Autoimmune progesterone dermatitis is a rare cyclic premenstrual allergic reaction to progesterone produced during the luteal phase of a woman’s menstrual cycle. Patients present with a variety of conditions including erythema multiforme, eczema, urticaria, angioedema, and progesterone-induced anaphylaxis.

Does progesterone make you itchy?

It may also cause symptoms of an allergic reaction, such as: Skin rash or itchy skin.

Can too much progesterone cause skin problems?

Progesterone stimulates the production of sebum or the oil glands in the skin. It can cause the skin to swell, and compress the look of pores. Too much of it, however, can lead to oil build up.

How do you test for progesterone allergy?

Evaluation includes progesterone-specific IgE testing. Skin testing to progesterone is unreliable and can result in false positive or negative results, so we perform it rarely and usually for cases of immediate-type allergic symptoms. Progesterone challenge has also been used but is infrequently performed.

What mimics perioral dermatitis?

The differential diagnosis of perioral dermatitis can include acne vulgaris, contact dermatitis, rosacea, seborrheic dermatitis, discoid lupus, and papular sarcoid,4 each of which has a unique clinical presentation.

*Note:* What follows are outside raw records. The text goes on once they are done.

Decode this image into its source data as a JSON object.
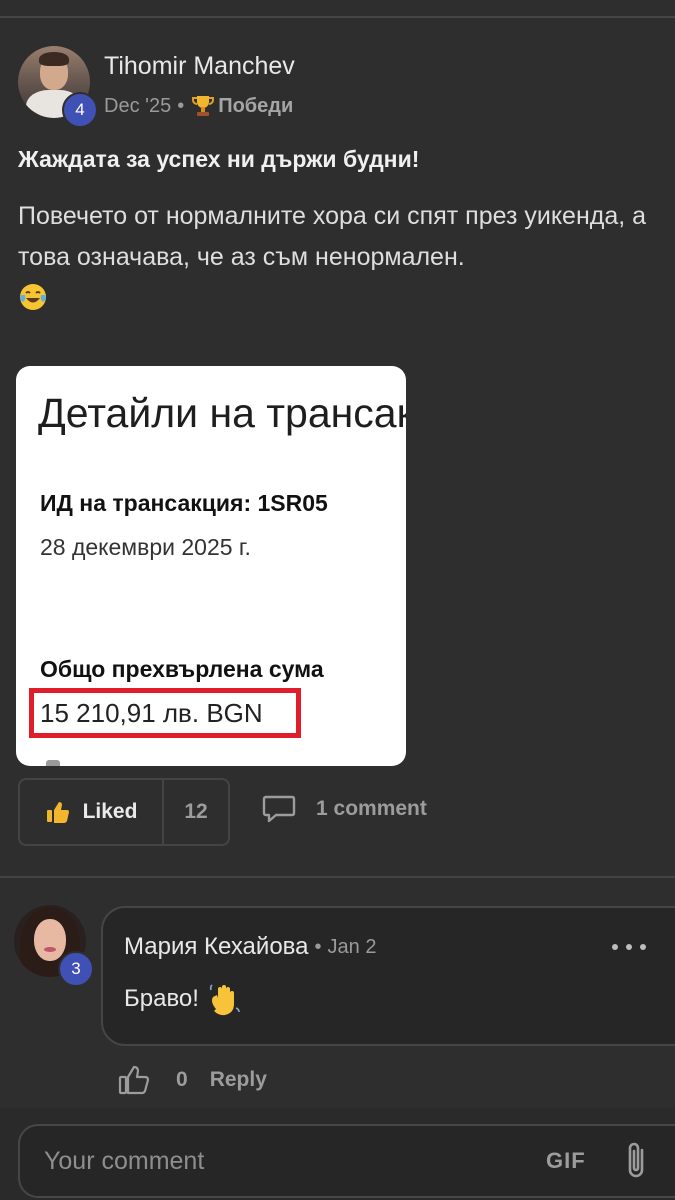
{
  "post": {
    "author": "Tihomir Manchev",
    "author_level": "4",
    "date": "Dec '25",
    "separator": "•",
    "category": "Победи",
    "title": "Жаждата за успех ни държи будни!",
    "body": "Повечето от нормалните хора си спят през уикенда, а това означава, че аз съм ненормален.",
    "body_emoji": "tears-of-joy-emoji",
    "attachment": {
      "title": "Детайли на трансакция",
      "transaction_id": "ИД на трансакция: 1SR05",
      "date": "28 декември 2025 г.",
      "total_label": "Общо прехвърлена сума",
      "amount": "15 210,91 лв. BGN",
      "highlight_color": "#e01e2b"
    }
  },
  "actions": {
    "like_label": "Liked",
    "like_count": "12",
    "comment_count": "1 comment"
  },
  "comment": {
    "author": "Мария Кехайова",
    "author_level": "3",
    "separator": "•",
    "date": "Jan 2",
    "text": "Браво!",
    "emoji": "waving-hand-emoji",
    "like_count": "0",
    "reply_label": "Reply"
  },
  "composer": {
    "placeholder": "Your comment",
    "gif_label": "GIF"
  },
  "colors": {
    "background": "#2e2e2e",
    "level_badge": "#3f51b5",
    "text_muted": "#9c9c9c"
  }
}
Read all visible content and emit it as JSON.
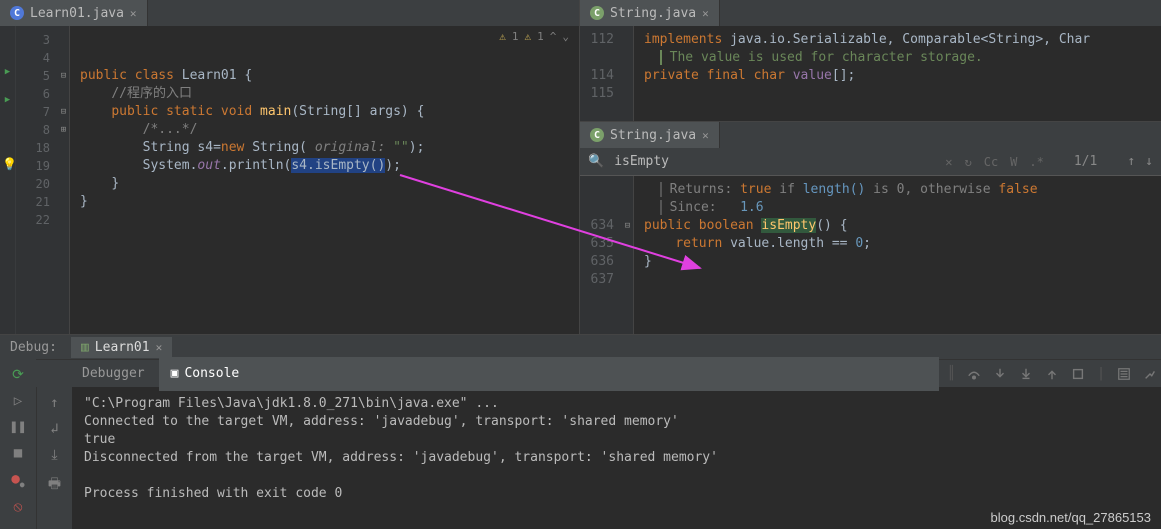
{
  "left": {
    "tab_label": "Learn01.java",
    "lines": [
      "3",
      "4",
      "5",
      "6",
      "7",
      "8",
      "18",
      "19",
      "20",
      "21",
      "22"
    ],
    "code": {
      "l5a": "public",
      "l5b": "class",
      "l5c": "Learn01",
      "l6": "//程序的入口",
      "l7a": "public",
      "l7b": "static",
      "l7c": "void",
      "l7d": "main",
      "l7e": "(String[] args) {",
      "l8": "/*...*/",
      "l18a": "String s4=",
      "l18b": "new",
      "l18c": "String(",
      "l18d": " original: ",
      "l18e": "\"\"",
      "l18f": ");",
      "l19a": "System.",
      "l19b": "out",
      "l19c": ".println(",
      "l19d": "s4.isEmpty()",
      "l19e": ");",
      "l20": "}",
      "l21": "}"
    },
    "inspect": {
      "w1": "1",
      "w2": "1"
    }
  },
  "right_top": {
    "tab_label": "String.java",
    "lines": [
      "112",
      "",
      "114",
      "115"
    ],
    "l112a": "implements",
    "l112b": " java.io.Serializable, Comparable<String>, Char",
    "doc": "The value is used for character storage.",
    "l114a": "private",
    "l114b": "final",
    "l114c": "char",
    "l114d": "value",
    "l114e": "[];"
  },
  "right_bot": {
    "tab_label": "String.java",
    "search_term": "isEmpty",
    "search_count": "1/1",
    "doc_ret_a": "Returns:",
    "doc_ret_b": "true",
    "doc_ret_c": " if ",
    "doc_ret_d": "length()",
    "doc_ret_e": " is 0, otherwise ",
    "doc_ret_f": "false",
    "doc_since_a": "Since:",
    "doc_since_b": "1.6",
    "lines": [
      "634",
      "635",
      "636",
      "637"
    ],
    "l634a": "public",
    "l634b": "boolean",
    "l634c": "isEmpty",
    "l634d": "() {",
    "l635a": "return",
    "l635b": " value.length == ",
    "l635c": "0",
    "l635d": ";",
    "l636": "}"
  },
  "debug": {
    "title": "Debug:",
    "run_tab": "Learn01",
    "subtabs": {
      "debugger": "Debugger",
      "console": "Console"
    },
    "out1": "\"C:\\Program Files\\Java\\jdk1.8.0_271\\bin\\java.exe\" ...",
    "out2": "Connected to the target VM, address: 'javadebug', transport: 'shared memory'",
    "out3": "true",
    "out4": "Disconnected from the target VM, address: 'javadebug', transport: 'shared memory'",
    "out5": "",
    "out6": "Process finished with exit code 0"
  },
  "watermark": "blog.csdn.net/qq_27865153"
}
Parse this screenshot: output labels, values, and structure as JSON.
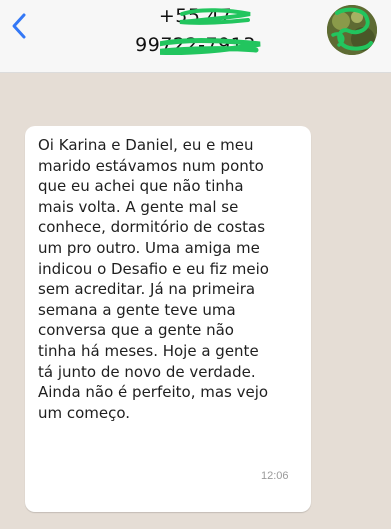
{
  "header": {
    "back_icon": "chevron-left-icon",
    "contact_line_1": "+55 47",
    "contact_line_2": "99722-7913",
    "avatar_icon": "contact-avatar"
  },
  "colors": {
    "accent": "#3478f6",
    "header_bg": "#f7f7f7",
    "chat_bg": "#e5ddd5",
    "bubble_bg": "#ffffff",
    "redaction": "#22c55e"
  },
  "message": {
    "lines": [
      "Oi Karina e Daniel, eu e meu",
      "marido estávamos num ponto",
      "que eu achei que não tinha",
      "mais volta. A gente mal se",
      "conhece, dormitório de costas",
      "um pro outro. Uma amiga me",
      "indicou o Desafio e eu fiz meio",
      "sem acreditar. Já na primeira",
      "semana a gente teve uma",
      "conversa que a gente não",
      "tinha há meses. Hoje a gente",
      "tá junto de novo de verdade.",
      "Ainda não é perfeito, mas vejo",
      "um começo."
    ],
    "time": "12:06"
  }
}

Rosacea often mimics the clinical and histologic appearance of perioral dermatitis.

How do you balance progesterone?

Factors that Naturally Lower Progesterone

  1. Eat more fiber: Fiber intake might decrease progesterone levels [18, 19]
  2. Exercise may also help reduce progesterone [20]
  3. Stop smoking [13]
  4. Reduce your caffeine intake [12]
  5. Increase natural sun exposure or consider Vitamin D supplements [21]
  6. Reduce stress.